Coyote Soul, Raven Heart by Reg Darling

Reviewed by Steve Sorensen
"I knew, long before I could articulate it,
that what happened in the woods was healing."
Coyote Soul, Raven Heart: Meditations of a Hunter-Wanderer, by Warren, PA philosopher and traditional archer Reg Darling, is an assembly of essays and journal entries -- part autobiography, part nature philosophy and part social analysis.

Some readers will be disappointed. If you're uncomfortable with controversy, you'll be antagonized. If your worldview is pro-business or exclusively Western, you'll find yourself in principle disagreement. If you are an animal rightist -- or not -- you'll be frustrated. If you find his occasional profanities gratuitous or stumble over his references to the joys of certain human behaviors, you'll miss the value in this book. Darling is a maverick and he prides himself as such. In the tradition of mavericks, he is a combination of humility and arrogance, and he'd like to challenge you.

Let none of that stop you from reading this book because Reg Darling is an uncommonly good writer. If he ever becomes widely known (and he deserves to be), some of his meditations will be classics -- on par with the best of outdoor writing. He releases sentence after sentence like arrows into the heart of the target. His piece entitled "A Fletcher's Meditation" is one example. "That the perfect flight of an arrow loosed with courage, confidence and concentration can bring us sustenance from the land is a great wonder."
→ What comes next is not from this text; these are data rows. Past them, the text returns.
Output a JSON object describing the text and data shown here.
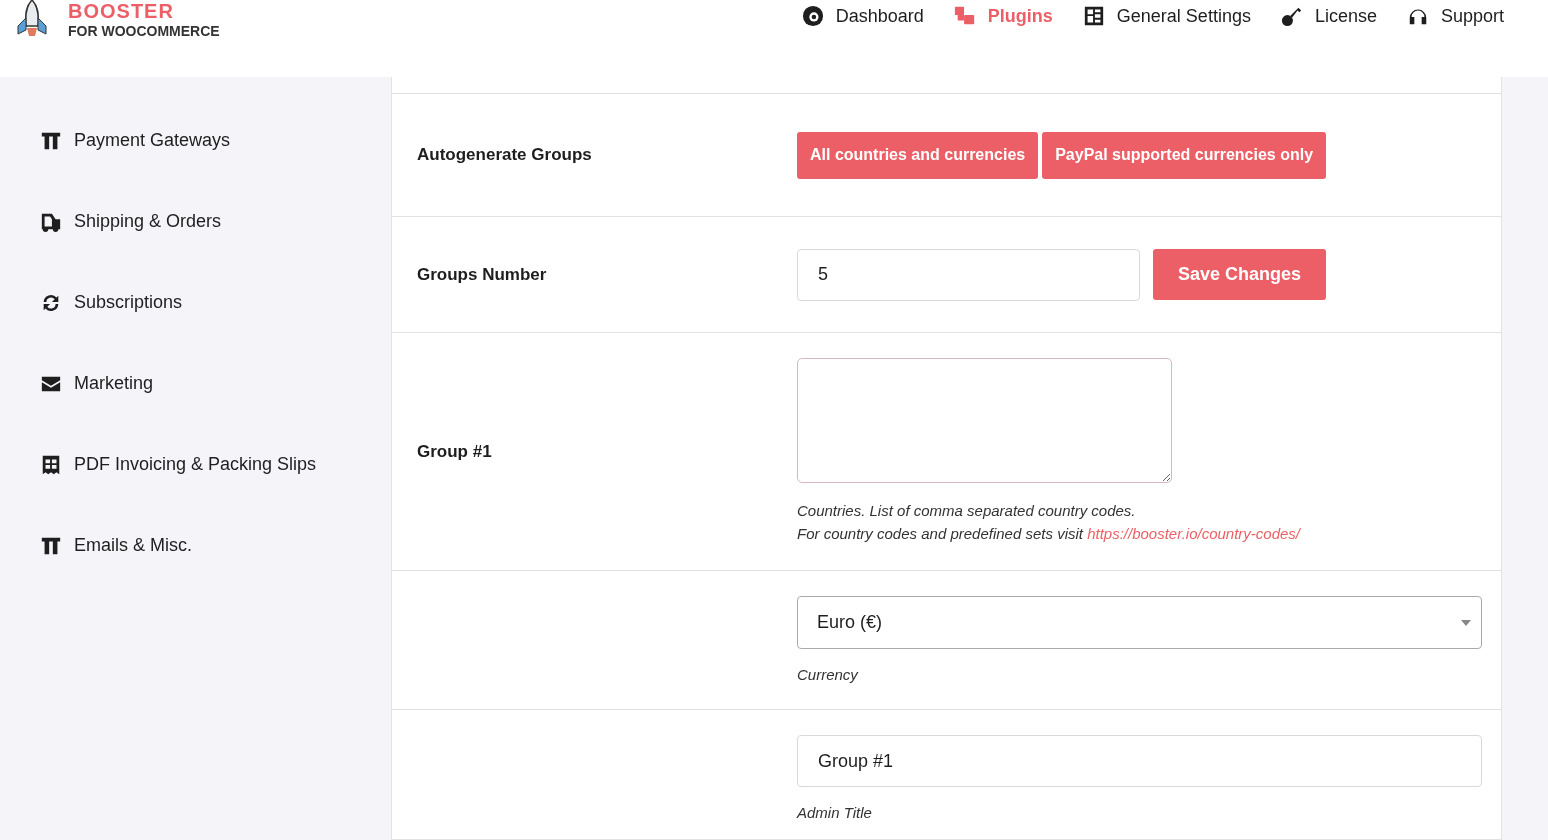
{
  "logo": {
    "title": "BOOSTER",
    "subtitle": "FOR WOOCOMMERCE"
  },
  "nav": [
    {
      "label": "Dashboard",
      "selected": false
    },
    {
      "label": "Plugins",
      "selected": true
    },
    {
      "label": "General Settings",
      "selected": false
    },
    {
      "label": "License",
      "selected": false
    },
    {
      "label": "Support",
      "selected": false
    }
  ],
  "sidebar": {
    "items": [
      {
        "label": "Payment Gateways"
      },
      {
        "label": "Shipping & Orders"
      },
      {
        "label": "Subscriptions"
      },
      {
        "label": "Marketing"
      },
      {
        "label": "PDF Invoicing & Packing Slips"
      },
      {
        "label": "Emails & Misc."
      }
    ]
  },
  "settings": [
    {
      "kind": "buttons",
      "label": "Autogenerate Groups",
      "buttons": [
        "All countries and currencies",
        "PayPal supported currencies only"
      ]
    },
    {
      "kind": "number",
      "label": "Groups Number",
      "value": "5",
      "button": "Save Changes"
    },
    {
      "kind": "textarea",
      "label": "Group #1",
      "description": "Countries. List of comma separated country codes.",
      "description_2": "For country codes and predefined sets visit",
      "link": "https://booster.io/country-codes/"
    },
    {
      "kind": "select",
      "value": "Euro (€)",
      "description": "Currency"
    },
    {
      "kind": "text",
      "value": "Group #1",
      "description": "Admin Title"
    }
  ]
}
"Camo" is another essay that repeatedly hits the mark. He views brightly colored noisy nylon clothing as disrespectful and irreverent toward the land, and goes on to say "Camouflage is simply the visual component of quietness." Clear, direct, substantial, and poetic. If you're fishing for quality sentences in quality essays, here is deep water loaded with lunkers.
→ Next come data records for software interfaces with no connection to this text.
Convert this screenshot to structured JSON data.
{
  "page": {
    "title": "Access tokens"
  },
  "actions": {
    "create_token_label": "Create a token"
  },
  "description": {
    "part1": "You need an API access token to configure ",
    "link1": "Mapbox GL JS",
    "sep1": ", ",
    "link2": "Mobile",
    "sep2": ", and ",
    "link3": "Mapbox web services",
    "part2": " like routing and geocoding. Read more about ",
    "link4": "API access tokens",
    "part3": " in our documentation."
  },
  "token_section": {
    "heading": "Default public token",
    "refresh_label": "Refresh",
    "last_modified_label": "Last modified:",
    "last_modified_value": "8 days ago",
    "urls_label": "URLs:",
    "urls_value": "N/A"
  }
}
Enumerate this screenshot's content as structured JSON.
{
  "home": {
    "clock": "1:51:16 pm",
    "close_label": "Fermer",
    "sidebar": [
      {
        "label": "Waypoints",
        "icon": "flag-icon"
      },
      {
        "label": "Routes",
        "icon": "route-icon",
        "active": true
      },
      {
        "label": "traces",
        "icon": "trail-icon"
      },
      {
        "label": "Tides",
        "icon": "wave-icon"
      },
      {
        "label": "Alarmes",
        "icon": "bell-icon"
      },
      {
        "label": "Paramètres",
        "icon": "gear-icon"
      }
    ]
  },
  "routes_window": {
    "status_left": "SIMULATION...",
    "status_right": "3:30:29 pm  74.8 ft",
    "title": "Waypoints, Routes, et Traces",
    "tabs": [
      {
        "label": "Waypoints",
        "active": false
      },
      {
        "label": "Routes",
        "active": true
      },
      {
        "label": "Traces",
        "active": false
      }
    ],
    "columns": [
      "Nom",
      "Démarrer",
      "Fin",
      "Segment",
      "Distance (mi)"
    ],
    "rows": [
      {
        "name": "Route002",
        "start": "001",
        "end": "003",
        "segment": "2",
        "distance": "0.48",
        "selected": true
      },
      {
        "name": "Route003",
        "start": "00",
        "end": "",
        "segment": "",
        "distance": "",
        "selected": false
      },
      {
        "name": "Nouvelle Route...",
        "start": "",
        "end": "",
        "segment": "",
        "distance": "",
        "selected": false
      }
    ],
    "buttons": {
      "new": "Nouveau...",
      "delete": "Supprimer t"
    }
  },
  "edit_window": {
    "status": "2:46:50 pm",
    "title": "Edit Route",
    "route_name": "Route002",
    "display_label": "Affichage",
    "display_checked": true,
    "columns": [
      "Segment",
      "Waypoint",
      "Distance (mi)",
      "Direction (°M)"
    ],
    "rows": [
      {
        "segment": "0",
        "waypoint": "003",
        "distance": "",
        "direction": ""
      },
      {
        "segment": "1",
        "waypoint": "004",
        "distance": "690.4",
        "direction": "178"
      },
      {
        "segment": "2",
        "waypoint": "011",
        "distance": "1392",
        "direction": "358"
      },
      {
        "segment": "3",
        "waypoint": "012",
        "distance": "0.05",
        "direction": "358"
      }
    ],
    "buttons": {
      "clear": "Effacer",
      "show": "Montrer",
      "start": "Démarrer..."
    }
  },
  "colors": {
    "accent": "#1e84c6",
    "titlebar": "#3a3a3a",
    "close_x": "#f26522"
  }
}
While most of his views are understandable, occasionally he offers something mystifying, such as this journal entry relating to his teenage son: "Coffee is an adult treat Oren is allowed only on cold hunting days." It strikes me as oddly patronizing and controlling, especially given Darling's resistance to cultural norms and the confession of some of his own personal propensities.
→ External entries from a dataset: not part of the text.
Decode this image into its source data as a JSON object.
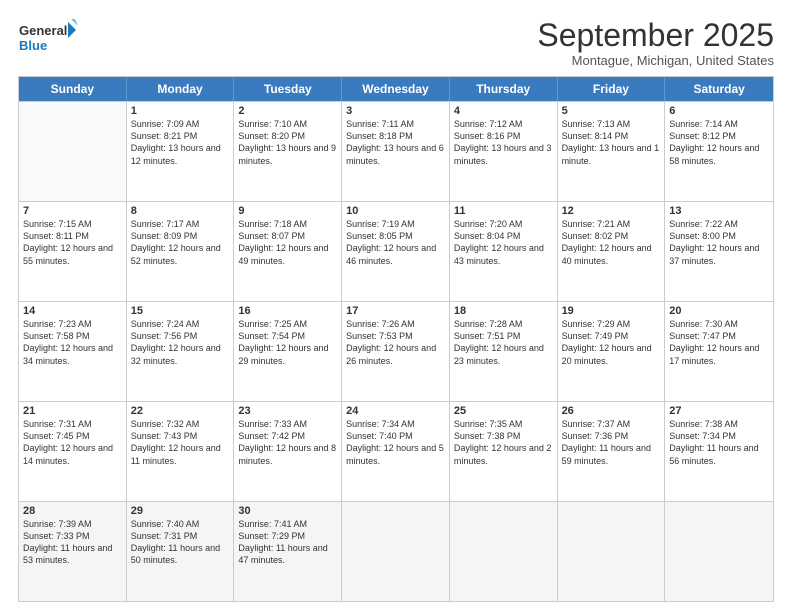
{
  "logo": {
    "line1": "General",
    "line2": "Blue"
  },
  "title": "September 2025",
  "location": "Montague, Michigan, United States",
  "header_days": [
    "Sunday",
    "Monday",
    "Tuesday",
    "Wednesday",
    "Thursday",
    "Friday",
    "Saturday"
  ],
  "weeks": [
    [
      {
        "day": "",
        "sunrise": "",
        "sunset": "",
        "daylight": ""
      },
      {
        "day": "1",
        "sunrise": "Sunrise: 7:09 AM",
        "sunset": "Sunset: 8:21 PM",
        "daylight": "Daylight: 13 hours and 12 minutes."
      },
      {
        "day": "2",
        "sunrise": "Sunrise: 7:10 AM",
        "sunset": "Sunset: 8:20 PM",
        "daylight": "Daylight: 13 hours and 9 minutes."
      },
      {
        "day": "3",
        "sunrise": "Sunrise: 7:11 AM",
        "sunset": "Sunset: 8:18 PM",
        "daylight": "Daylight: 13 hours and 6 minutes."
      },
      {
        "day": "4",
        "sunrise": "Sunrise: 7:12 AM",
        "sunset": "Sunset: 8:16 PM",
        "daylight": "Daylight: 13 hours and 3 minutes."
      },
      {
        "day": "5",
        "sunrise": "Sunrise: 7:13 AM",
        "sunset": "Sunset: 8:14 PM",
        "daylight": "Daylight: 13 hours and 1 minute."
      },
      {
        "day": "6",
        "sunrise": "Sunrise: 7:14 AM",
        "sunset": "Sunset: 8:12 PM",
        "daylight": "Daylight: 12 hours and 58 minutes."
      }
    ],
    [
      {
        "day": "7",
        "sunrise": "Sunrise: 7:15 AM",
        "sunset": "Sunset: 8:11 PM",
        "daylight": "Daylight: 12 hours and 55 minutes."
      },
      {
        "day": "8",
        "sunrise": "Sunrise: 7:17 AM",
        "sunset": "Sunset: 8:09 PM",
        "daylight": "Daylight: 12 hours and 52 minutes."
      },
      {
        "day": "9",
        "sunrise": "Sunrise: 7:18 AM",
        "sunset": "Sunset: 8:07 PM",
        "daylight": "Daylight: 12 hours and 49 minutes."
      },
      {
        "day": "10",
        "sunrise": "Sunrise: 7:19 AM",
        "sunset": "Sunset: 8:05 PM",
        "daylight": "Daylight: 12 hours and 46 minutes."
      },
      {
        "day": "11",
        "sunrise": "Sunrise: 7:20 AM",
        "sunset": "Sunset: 8:04 PM",
        "daylight": "Daylight: 12 hours and 43 minutes."
      },
      {
        "day": "12",
        "sunrise": "Sunrise: 7:21 AM",
        "sunset": "Sunset: 8:02 PM",
        "daylight": "Daylight: 12 hours and 40 minutes."
      },
      {
        "day": "13",
        "sunrise": "Sunrise: 7:22 AM",
        "sunset": "Sunset: 8:00 PM",
        "daylight": "Daylight: 12 hours and 37 minutes."
      }
    ],
    [
      {
        "day": "14",
        "sunrise": "Sunrise: 7:23 AM",
        "sunset": "Sunset: 7:58 PM",
        "daylight": "Daylight: 12 hours and 34 minutes."
      },
      {
        "day": "15",
        "sunrise": "Sunrise: 7:24 AM",
        "sunset": "Sunset: 7:56 PM",
        "daylight": "Daylight: 12 hours and 32 minutes."
      },
      {
        "day": "16",
        "sunrise": "Sunrise: 7:25 AM",
        "sunset": "Sunset: 7:54 PM",
        "daylight": "Daylight: 12 hours and 29 minutes."
      },
      {
        "day": "17",
        "sunrise": "Sunrise: 7:26 AM",
        "sunset": "Sunset: 7:53 PM",
        "daylight": "Daylight: 12 hours and 26 minutes."
      },
      {
        "day": "18",
        "sunrise": "Sunrise: 7:28 AM",
        "sunset": "Sunset: 7:51 PM",
        "daylight": "Daylight: 12 hours and 23 minutes."
      },
      {
        "day": "19",
        "sunrise": "Sunrise: 7:29 AM",
        "sunset": "Sunset: 7:49 PM",
        "daylight": "Daylight: 12 hours and 20 minutes."
      },
      {
        "day": "20",
        "sunrise": "Sunrise: 7:30 AM",
        "sunset": "Sunset: 7:47 PM",
        "daylight": "Daylight: 12 hours and 17 minutes."
      }
    ],
    [
      {
        "day": "21",
        "sunrise": "Sunrise: 7:31 AM",
        "sunset": "Sunset: 7:45 PM",
        "daylight": "Daylight: 12 hours and 14 minutes."
      },
      {
        "day": "22",
        "sunrise": "Sunrise: 7:32 AM",
        "sunset": "Sunset: 7:43 PM",
        "daylight": "Daylight: 12 hours and 11 minutes."
      },
      {
        "day": "23",
        "sunrise": "Sunrise: 7:33 AM",
        "sunset": "Sunset: 7:42 PM",
        "daylight": "Daylight: 12 hours and 8 minutes."
      },
      {
        "day": "24",
        "sunrise": "Sunrise: 7:34 AM",
        "sunset": "Sunset: 7:40 PM",
        "daylight": "Daylight: 12 hours and 5 minutes."
      },
      {
        "day": "25",
        "sunrise": "Sunrise: 7:35 AM",
        "sunset": "Sunset: 7:38 PM",
        "daylight": "Daylight: 12 hours and 2 minutes."
      },
      {
        "day": "26",
        "sunrise": "Sunrise: 7:37 AM",
        "sunset": "Sunset: 7:36 PM",
        "daylight": "Daylight: 11 hours and 59 minutes."
      },
      {
        "day": "27",
        "sunrise": "Sunrise: 7:38 AM",
        "sunset": "Sunset: 7:34 PM",
        "daylight": "Daylight: 11 hours and 56 minutes."
      }
    ],
    [
      {
        "day": "28",
        "sunrise": "Sunrise: 7:39 AM",
        "sunset": "Sunset: 7:33 PM",
        "daylight": "Daylight: 11 hours and 53 minutes."
      },
      {
        "day": "29",
        "sunrise": "Sunrise: 7:40 AM",
        "sunset": "Sunset: 7:31 PM",
        "daylight": "Daylight: 11 hours and 50 minutes."
      },
      {
        "day": "30",
        "sunrise": "Sunrise: 7:41 AM",
        "sunset": "Sunset: 7:29 PM",
        "daylight": "Daylight: 11 hours and 47 minutes."
      },
      {
        "day": "",
        "sunrise": "",
        "sunset": "",
        "daylight": ""
      },
      {
        "day": "",
        "sunrise": "",
        "sunset": "",
        "daylight": ""
      },
      {
        "day": "",
        "sunrise": "",
        "sunset": "",
        "daylight": ""
      },
      {
        "day": "",
        "sunrise": "",
        "sunset": "",
        "daylight": ""
      }
    ]
  ]
}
A few of his descriptions seem unlikely, almost unbelievable, such as his account of hearing a coyote breathing as it paralleled him in the dark. But he admits later, "I look for meaning in things. I am probably excessive in that habit, and sometimes stretch desire-driven speculation pretty thin…."

Reg Darling is part child of the 60's, part Pleistocene man who shuns mechanical weaponry. Non-conformist blood runs in his veins. Hunting is a spiritual matter for him, but he is a little pessimistic about where it is headed. Not every hunter will identify with him and you don't need to agree with him in order to appreciate his writing -- but he might just change your mind about a thing or two.

You won't be able to pigeonhole Darling even after you have read his book, but you'll probably respect him and his philosophy. Perhaps the topic sentence of the entire book is on page 3: "I knew, long before I could articulate it, that what happened in the woods was healing." If you believe that, you'll get along with Reg Darling.

Coyote Soul, Raven Heart ends with a 7-page bibliography. The references it lists are not overtly cited in the book's 180-plus pages, so a paragraph on why it is included would be helpful. It seems to be a listing of the most formative works that brought Darling to his worldview, and offers an exceptionally good reading list for the thinking hunter.

I can't resist one more line from the quotable Reg Darling: "The meat matters. It is the umbilical cord that connects the hunter to Mother Earth." I like that. Coyote Soul, Raven Heart is published by iUniverse (2005) and is available online at